• **TASK TO COMPLETE**:
Apart from the images, output the data below exactly.

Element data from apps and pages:
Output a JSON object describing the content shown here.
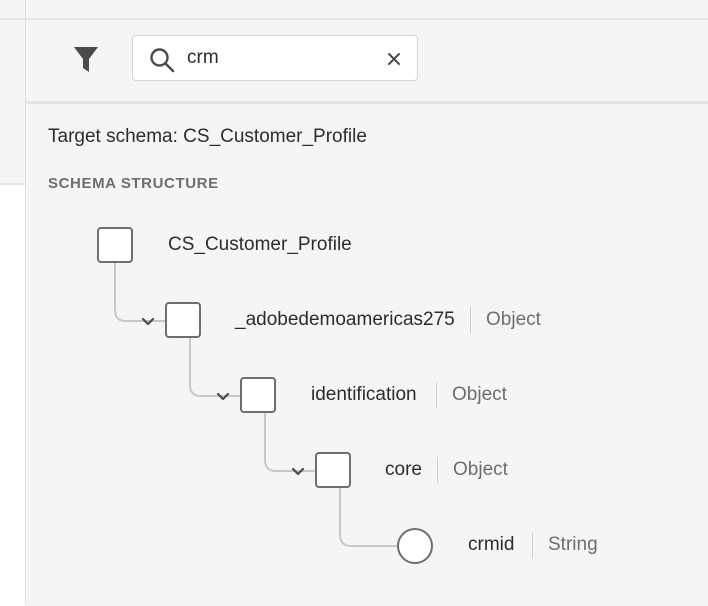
{
  "search": {
    "value": "crm",
    "placeholder": ""
  },
  "panel": {
    "target_schema_label": "Target schema: CS_Customer_Profile",
    "section_title": "SCHEMA STRUCTURE"
  },
  "tree": {
    "nodes": [
      {
        "name": "CS_Customer_Profile",
        "type": ""
      },
      {
        "name": "_adobedemoamericas275",
        "type": "Object"
      },
      {
        "name": "identification",
        "type": "Object"
      },
      {
        "name": "core",
        "type": "Object"
      },
      {
        "name": "crmid",
        "type": "String"
      }
    ]
  },
  "icons": {
    "filter": "filter-icon",
    "search": "search-icon",
    "clear": "close-icon",
    "expand": "chevron-down-icon",
    "object_node": "square-node-icon",
    "field_node": "circle-node-icon"
  },
  "colors": {
    "icon": "#4b4b4b",
    "connector": "#c8c8c8",
    "node_border": "#6e6e6e",
    "text_primary": "#2c2c2c",
    "text_secondary": "#6e6e6e"
  }
}
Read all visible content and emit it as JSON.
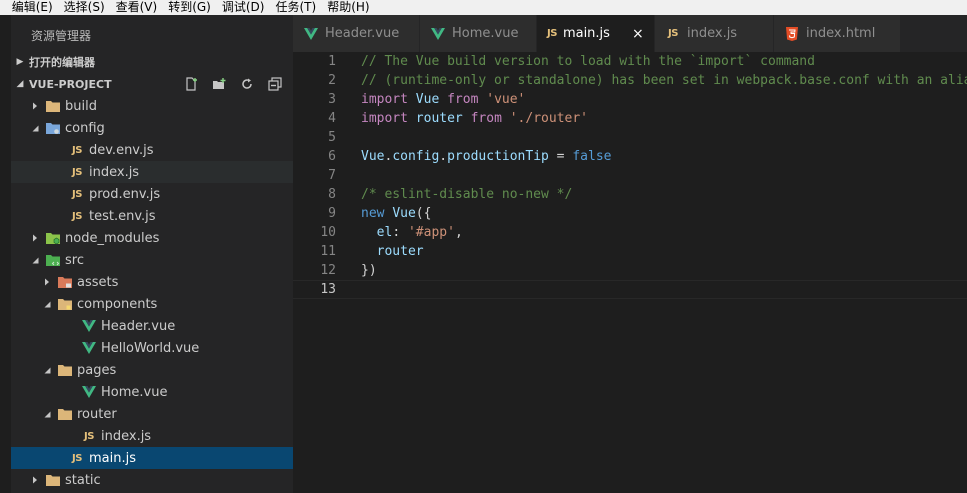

• **SOLVED PROBLEM**:
Output a JSON object describing the content shown here.
{
  "search": {
    "value": "crm",
    "placeholder": ""
  },
  "panel": {
    "target_schema_label": "Target schema: CS_Customer_Profile",
    "section_title": "SCHEMA STRUCTURE"
  },
  "tree": {
    "nodes": [
      {
        "name": "CS_Customer_Profile",
        "type": ""
      },
      {
        "name": "_adobedemoamericas275",
        "type": "Object"
      },
      {
        "name": "identification",
        "type": "Object"
      },
      {
        "name": "core",
        "type": "Object"
      },
      {
        "name": "crmid",
        "type": "String"
      }
    ]
  },
  "icons": {
    "filter": "filter-icon",
    "search": "search-icon",
    "clear": "close-icon",
    "expand": "chevron-down-icon",
    "object_node": "square-node-icon",
    "field_node": "circle-node-icon"
  },
  "colors": {
    "icon": "#4b4b4b",
    "connector": "#c8c8c8",
    "node_border": "#6e6e6e",
    "text_primary": "#2c2c2c",
    "text_secondary": "#6e6e6e"
  }
}
Read all visible content and emit it as JSON.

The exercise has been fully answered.